Battle for Delhi: How Anti-CAA protests likely to play 'spoilsport' for three parties
New Delhi, Jan 17: Its been more than 21 years that the Bharatiya Janata Party (BJP) has been trying to get back to power albeit unsuccessfully.
With elections due in Delhi, BJP is under a lot of pressure and would be fighting the upcoming polls on both local and national issues.
Going by the pamphlet being distributed by the party, it mentions the Citizenship Amendment Act 2019, Ram Mandir, removal of Article 370 and Triple Talaq as historical decisions taken by the party.
It can be recalled that in 2013, BJP which was riding on still-building Narendra Modi wave, came closest to form a government, but however fell short of majority mark and it chose to claim high moral ground by not staking claim to form government, which political debutant Arvind Kejriwal formed with outside support of the Congress.
Now, even after five years, the BJP still banks on the Modi wave and the AAP on Kejriwal's positive agenda of governance.
Now that the anti-CAA protests have erupted before the assembly polls, it has become another challenge for the BJP and AAP in Delhi election.
When the BJP government scored a political point by getting the Citizenship (Amendment) Bill passed smoothly, it had not anticipated what would follow.
The protests which were initially confined to the north-eastern States when the dubious connection between the CAA and the NRC began to unfold. But the game plan fell apart as protests spilled from one state to the another, with widespread participation from all communities. The protesters against the CAA and the NRC ensured that the issue did not remain one that concerned the minority communities alone.

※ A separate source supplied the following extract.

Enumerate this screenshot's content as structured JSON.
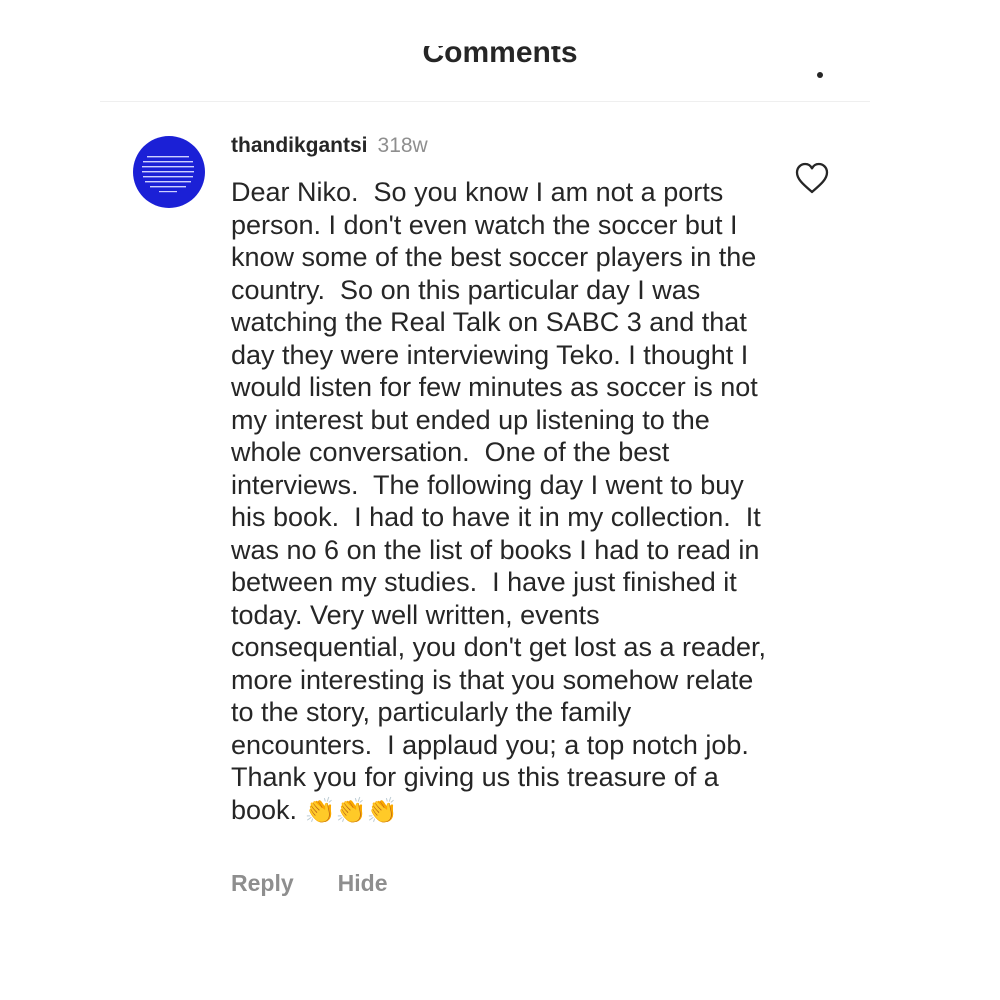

AAP has been careful to not lose its support among any of the communities. While the latest Police action and alleged inaction in several universities in the national capital have helped building perception that the Modi-Shah leadership of the BJP is insensitive towards sentiments and concerns of aam aadmi.
The Congress, however, smells an opportunity for a comeback in the protests. It believes that with the AAP leadership staying away, it should try hard and woo the Muslims back, though it is finding the going tough to select consensus candidates.
The Muslims account for 13 per cent of the Delhi population. As many as five of the 70 Assembly seats are considered 'Muslim seats'. Though there appears to be a silence among community opinion leaders, it is understood that they will resort to tactical voting in the Delhi Assembly election.